Problem requirements: Would you output the following records verbatim and skip the images in them?
=== Record excerpts ===
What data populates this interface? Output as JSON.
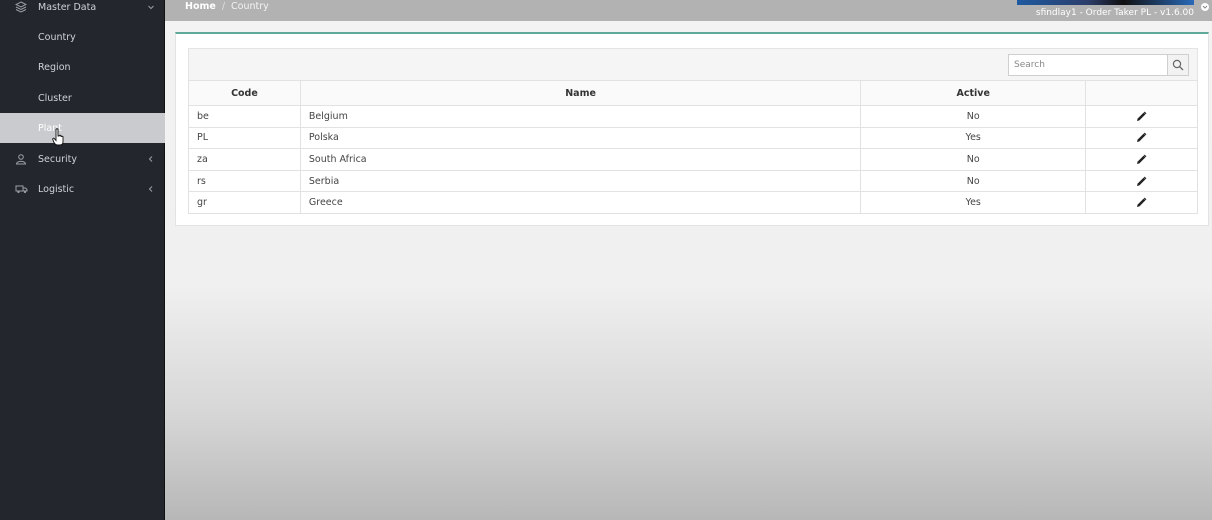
{
  "sidebar": {
    "master_data": "Master Data",
    "sub_items": [
      "Country",
      "Region",
      "Cluster",
      "Plant"
    ],
    "security": "Security",
    "logistic": "Logistic"
  },
  "breadcrumb": {
    "home": "Home",
    "separator": "/",
    "current": "Country"
  },
  "header": {
    "user_info": "sfindlay1 - Order Taker PL - v1.6.00"
  },
  "search": {
    "placeholder": "Search"
  },
  "table": {
    "columns": [
      "Code",
      "Name",
      "Active",
      ""
    ],
    "rows": [
      {
        "code": "be",
        "name": "Belgium",
        "active": "No"
      },
      {
        "code": "PL",
        "name": "Polska",
        "active": "Yes"
      },
      {
        "code": "za",
        "name": "South Africa",
        "active": "No"
      },
      {
        "code": "rs",
        "name": "Serbia",
        "active": "No"
      },
      {
        "code": "gr",
        "name": "Greece",
        "active": "Yes"
      }
    ]
  },
  "colors": {
    "sidebar_bg": "#23262d",
    "active_item_bg": "#c9cbce",
    "panel_accent": "#5fa99a",
    "topbar_bg": "#b2b2b2"
  },
  "icons": [
    "layers-icon",
    "user-icon",
    "truck-icon",
    "chevron-down-icon",
    "chevron-left-icon",
    "search-icon",
    "pencil-icon",
    "cursor-icon"
  ]
}
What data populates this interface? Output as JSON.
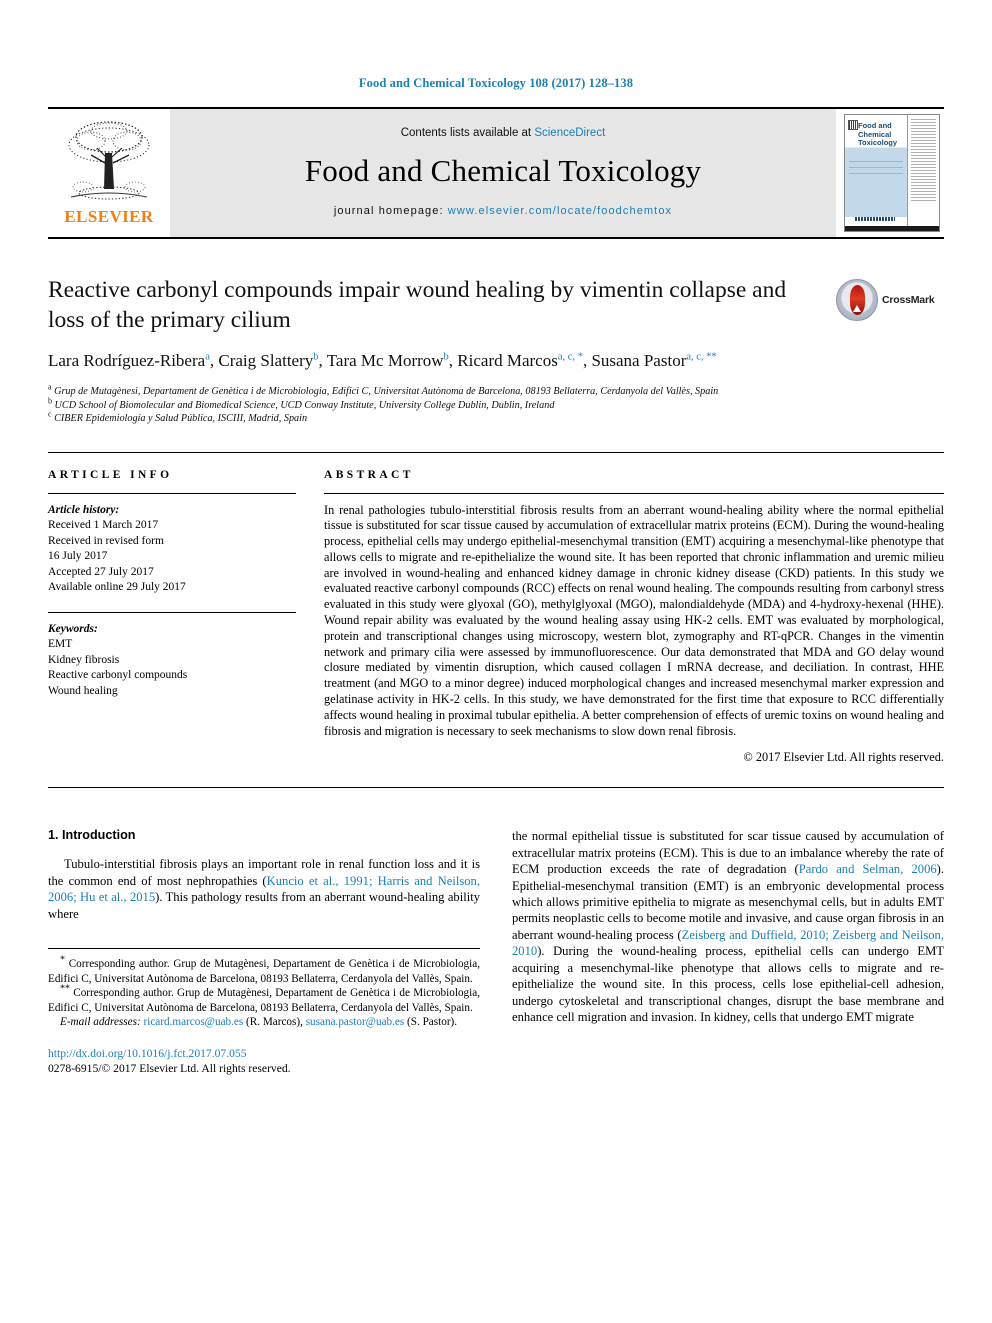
{
  "running_head": "Food and Chemical Toxicology 108 (2017) 128–138",
  "masthead": {
    "publisher": "ELSEVIER",
    "contents_prefix": "Contents lists available at ",
    "contents_link": "ScienceDirect",
    "journal_title": "Food and Chemical Toxicology",
    "homepage_prefix": "journal homepage: ",
    "homepage_url": "www.elsevier.com/locate/foodchemtox",
    "cover_title_line1": "Food and",
    "cover_title_line2": "Chemical",
    "cover_title_line3": "Toxicology"
  },
  "article": {
    "title": "Reactive carbonyl compounds impair wound healing by vimentin collapse and loss of the primary cilium",
    "crossmark_label": "CrossMark",
    "authors": [
      {
        "name": "Lara Rodríguez-Ribera",
        "marks": "a"
      },
      {
        "name": "Craig Slattery",
        "marks": "b"
      },
      {
        "name": "Tara Mc Morrow",
        "marks": "b"
      },
      {
        "name": "Ricard Marcos",
        "marks": "a, c, *"
      },
      {
        "name": "Susana Pastor",
        "marks": "a, c, **"
      }
    ],
    "affiliations": [
      {
        "mark": "a",
        "text": "Grup de Mutagènesi, Departament de Genètica i de Microbiologia, Edifici C, Universitat Autònoma de Barcelona, 08193 Bellaterra, Cerdanyola del Vallès, Spain"
      },
      {
        "mark": "b",
        "text": "UCD School of Biomolecular and Biomedical Science, UCD Conway Institute, University College Dublin, Dublin, Ireland"
      },
      {
        "mark": "c",
        "text": "CIBER Epidemiología y Salud Pública, ISCIII, Madrid, Spain"
      }
    ]
  },
  "article_info": {
    "heading": "ARTICLE INFO",
    "history_label": "Article history:",
    "history": [
      "Received 1 March 2017",
      "Received in revised form",
      "16 July 2017",
      "Accepted 27 July 2017",
      "Available online 29 July 2017"
    ],
    "keywords_label": "Keywords:",
    "keywords": [
      "EMT",
      "Kidney fibrosis",
      "Reactive carbonyl compounds",
      "Wound healing"
    ]
  },
  "abstract": {
    "heading": "ABSTRACT",
    "text": "In renal pathologies tubulo-interstitial fibrosis results from an aberrant wound-healing ability where the normal epithelial tissue is substituted for scar tissue caused by accumulation of extracellular matrix proteins (ECM). During the wound-healing process, epithelial cells may undergo epithelial-mesenchymal transition (EMT) acquiring a mesenchymal-like phenotype that allows cells to migrate and re-epithelialize the wound site. It has been reported that chronic inflammation and uremic milieu are involved in wound-healing and enhanced kidney damage in chronic kidney disease (CKD) patients. In this study we evaluated reactive carbonyl compounds (RCC) effects on renal wound healing. The compounds resulting from carbonyl stress evaluated in this study were glyoxal (GO), methylglyoxal (MGO), malondialdehyde (MDA) and 4-hydroxy-hexenal (HHE). Wound repair ability was evaluated by the wound healing assay using HK-2 cells. EMT was evaluated by morphological, protein and transcriptional changes using microscopy, western blot, zymography and RT-qPCR. Changes in the vimentin network and primary cilia were assessed by immunofluorescence. Our data demonstrated that MDA and GO delay wound closure mediated by vimentin disruption, which caused collagen I mRNA decrease, and deciliation. In contrast, HHE treatment (and MGO to a minor degree) induced morphological changes and increased mesenchymal marker expression and gelatinase activity in HK-2 cells. In this study, we have demonstrated for the first time that exposure to RCC differentially affects wound healing in proximal tubular epithelia. A better comprehension of effects of uremic toxins on wound healing and fibrosis and migration is necessary to seek mechanisms to slow down renal fibrosis.",
    "copyright": "© 2017 Elsevier Ltd. All rights reserved."
  },
  "introduction": {
    "heading": "1. Introduction",
    "left_p1_a": "Tubulo-interstitial fibrosis plays an important role in renal function loss and it is the common end of most nephropathies (",
    "left_p1_cite": "Kuncio et al., 1991; Harris and Neilson, 2006; Hu et al., 2015",
    "left_p1_b": "). This pathology results from an aberrant wound-healing ability where",
    "right_p1_a": "the normal epithelial tissue is substituted for scar tissue caused by accumulation of extracellular matrix proteins (ECM). This is due to an imbalance whereby the rate of ECM production exceeds the rate of degradation (",
    "right_cite1": "Pardo and Selman, 2006",
    "right_p1_b": "). Epithelial-mesenchymal transition (EMT) is an embryonic developmental process which allows primitive epithelia to migrate as mesenchymal cells, but in adults EMT permits neoplastic cells to become motile and invasive, and cause organ fibrosis in an aberrant wound-healing process (",
    "right_cite2": "Zeisberg and Duffield, 2010; Zeisberg and Neilson, 2010",
    "right_p1_c": "). During the wound-healing process, epithelial cells can undergo EMT acquiring a mesenchymal-like phenotype that allows cells to migrate and re-epithelialize the wound site. In this process, cells lose epithelial-cell adhesion, undergo cytoskeletal and transcriptional changes, disrupt the base membrane and enhance cell migration and invasion. In kidney, cells that undergo EMT migrate"
  },
  "footnotes": {
    "corresponding_1_mark": "*",
    "corresponding_1": "Corresponding author. Grup de Mutagènesi, Departament de Genètica i de Microbiologia, Edifici C, Universitat Autònoma de Barcelona, 08193 Bellaterra, Cerdanyola del Vallès, Spain.",
    "corresponding_2_mark": "**",
    "corresponding_2": "Corresponding author. Grup de Mutagènesi, Departament de Genètica i de Microbiologia, Edifici C, Universitat Autònoma de Barcelona, 08193 Bellaterra, Cerdanyola del Vallès, Spain.",
    "email_label": "E-mail addresses:",
    "email_1": "ricard.marcos@uab.es",
    "email_1_owner": "(R. Marcos),",
    "email_2": "susana.pastor@uab.es",
    "email_2_owner": "(S. Pastor)."
  },
  "footer": {
    "doi": "http://dx.doi.org/10.1016/j.fct.2017.07.055",
    "issn_line": "0278-6915/© 2017 Elsevier Ltd. All rights reserved."
  },
  "colors": {
    "link_blue": "#1a7fb5",
    "elsevier_orange": "#f07f13"
  }
}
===
Answer:
What data populates this interface? Output as JSON.
{
  "sidebar": {
    "master_data": "Master Data",
    "sub_items": [
      "Country",
      "Region",
      "Cluster",
      "Plant"
    ],
    "security": "Security",
    "logistic": "Logistic"
  },
  "breadcrumb": {
    "home": "Home",
    "separator": "/",
    "current": "Country"
  },
  "header": {
    "user_info": "sfindlay1 - Order Taker PL - v1.6.00"
  },
  "search": {
    "placeholder": "Search"
  },
  "table": {
    "columns": [
      "Code",
      "Name",
      "Active",
      ""
    ],
    "rows": [
      {
        "code": "be",
        "name": "Belgium",
        "active": "No"
      },
      {
        "code": "PL",
        "name": "Polska",
        "active": "Yes"
      },
      {
        "code": "za",
        "name": "South Africa",
        "active": "No"
      },
      {
        "code": "rs",
        "name": "Serbia",
        "active": "No"
      },
      {
        "code": "gr",
        "name": "Greece",
        "active": "Yes"
      }
    ]
  },
  "colors": {
    "sidebar_bg": "#23262d",
    "active_item_bg": "#c9cbce",
    "panel_accent": "#5fa99a",
    "topbar_bg": "#b2b2b2"
  },
  "icons": [
    "layers-icon",
    "user-icon",
    "truck-icon",
    "chevron-down-icon",
    "chevron-left-icon",
    "search-icon",
    "pencil-icon",
    "cursor-icon"
  ]
}
What data populates this interface? Output as JSON.
{
  "running_head": "Food and Chemical Toxicology 108 (2017) 128–138",
  "masthead": {
    "publisher": "ELSEVIER",
    "contents_prefix": "Contents lists available at ",
    "contents_link": "ScienceDirect",
    "journal_title": "Food and Chemical Toxicology",
    "homepage_prefix": "journal homepage: ",
    "homepage_url": "www.elsevier.com/locate/foodchemtox",
    "cover_title_line1": "Food and",
    "cover_title_line2": "Chemical",
    "cover_title_line3": "Toxicology"
  },
  "article": {
    "title": "Reactive carbonyl compounds impair wound healing by vimentin collapse and loss of the primary cilium",
    "crossmark_label": "CrossMark",
    "authors": [
      {
        "name": "Lara Rodríguez-Ribera",
        "marks": "a"
      },
      {
        "name": "Craig Slattery",
        "marks": "b"
      },
      {
        "name": "Tara Mc Morrow",
        "marks": "b"
      },
      {
        "name": "Ricard Marcos",
        "marks": "a, c, *"
      },
      {
        "name": "Susana Pastor",
        "marks": "a, c, **"
      }
    ],
    "affiliations": [
      {
        "mark": "a",
        "text": "Grup de Mutagènesi, Departament de Genètica i de Microbiologia, Edifici C, Universitat Autònoma de Barcelona, 08193 Bellaterra, Cerdanyola del Vallès, Spain"
      },
      {
        "mark": "b",
        "text": "UCD School of Biomolecular and Biomedical Science, UCD Conway Institute, University College Dublin, Dublin, Ireland"
      },
      {
        "mark": "c",
        "text": "CIBER Epidemiología y Salud Pública, ISCIII, Madrid, Spain"
      }
    ]
  },
  "article_info": {
    "heading": "ARTICLE INFO",
    "history_label": "Article history:",
    "history": [
      "Received 1 March 2017",
      "Received in revised form",
      "16 July 2017",
      "Accepted 27 July 2017",
      "Available online 29 July 2017"
    ],
    "keywords_label": "Keywords:",
    "keywords": [
      "EMT",
      "Kidney fibrosis",
      "Reactive carbonyl compounds",
      "Wound healing"
    ]
  },
  "abstract": {
    "heading": "ABSTRACT",
    "text": "In renal pathologies tubulo-interstitial fibrosis results from an aberrant wound-healing ability where the normal epithelial tissue is substituted for scar tissue caused by accumulation of extracellular matrix proteins (ECM). During the wound-healing process, epithelial cells may undergo epithelial-mesenchymal transition (EMT) acquiring a mesenchymal-like phenotype that allows cells to migrate and re-epithelialize the wound site. It has been reported that chronic inflammation and uremic milieu are involved in wound-healing and enhanced kidney damage in chronic kidney disease (CKD) patients. In this study we evaluated reactive carbonyl compounds (RCC) effects on renal wound healing. The compounds resulting from carbonyl stress evaluated in this study were glyoxal (GO), methylglyoxal (MGO), malondialdehyde (MDA) and 4-hydroxy-hexenal (HHE). Wound repair ability was evaluated by the wound healing assay using HK-2 cells. EMT was evaluated by morphological, protein and transcriptional changes using microscopy, western blot, zymography and RT-qPCR. Changes in the vimentin network and primary cilia were assessed by immunofluorescence. Our data demonstrated that MDA and GO delay wound closure mediated by vimentin disruption, which caused collagen I mRNA decrease, and deciliation. In contrast, HHE treatment (and MGO to a minor degree) induced morphological changes and increased mesenchymal marker expression and gelatinase activity in HK-2 cells. In this study, we have demonstrated for the first time that exposure to RCC differentially affects wound healing in proximal tubular epithelia. A better comprehension of effects of uremic toxins on wound healing and fibrosis and migration is necessary to seek mechanisms to slow down renal fibrosis.",
    "copyright": "© 2017 Elsevier Ltd. All rights reserved."
  },
  "introduction": {
    "heading": "1. Introduction",
    "left_p1_a": "Tubulo-interstitial fibrosis plays an important role in renal function loss and it is the common end of most nephropathies (",
    "left_p1_cite": "Kuncio et al., 1991; Harris and Neilson, 2006; Hu et al., 2015",
    "left_p1_b": "). This pathology results from an aberrant wound-healing ability where",
    "right_p1_a": "the normal epithelial tissue is substituted for scar tissue caused by accumulation of extracellular matrix proteins (ECM). This is due to an imbalance whereby the rate of ECM production exceeds the rate of degradation (",
    "right_cite1": "Pardo and Selman, 2006",
    "right_p1_b": "). Epithelial-mesenchymal transition (EMT) is an embryonic developmental process which allows primitive epithelia to migrate as mesenchymal cells, but in adults EMT permits neoplastic cells to become motile and invasive, and cause organ fibrosis in an aberrant wound-healing process (",
    "right_cite2": "Zeisberg and Duffield, 2010; Zeisberg and Neilson, 2010",
    "right_p1_c": "). During the wound-healing process, epithelial cells can undergo EMT acquiring a mesenchymal-like phenotype that allows cells to migrate and re-epithelialize the wound site. In this process, cells lose epithelial-cell adhesion, undergo cytoskeletal and transcriptional changes, disrupt the base membrane and enhance cell migration and invasion. In kidney, cells that undergo EMT migrate"
  },
  "footnotes": {
    "corresponding_1_mark": "*",
    "corresponding_1": "Corresponding author. Grup de Mutagènesi, Departament de Genètica i de Microbiologia, Edifici C, Universitat Autònoma de Barcelona, 08193 Bellaterra, Cerdanyola del Vallès, Spain.",
    "corresponding_2_mark": "**",
    "corresponding_2": "Corresponding author. Grup de Mutagènesi, Departament de Genètica i de Microbiologia, Edifici C, Universitat Autònoma de Barcelona, 08193 Bellaterra, Cerdanyola del Vallès, Spain.",
    "email_label": "E-mail addresses:",
    "email_1": "ricard.marcos@uab.es",
    "email_1_owner": "(R. Marcos),",
    "email_2": "susana.pastor@uab.es",
    "email_2_owner": "(S. Pastor)."
  },
  "footer": {
    "doi": "http://dx.doi.org/10.1016/j.fct.2017.07.055",
    "issn_line": "0278-6915/© 2017 Elsevier Ltd. All rights reserved."
  },
  "colors": {
    "link_blue": "#1a7fb5",
    "elsevier_orange": "#f07f13"
  }
}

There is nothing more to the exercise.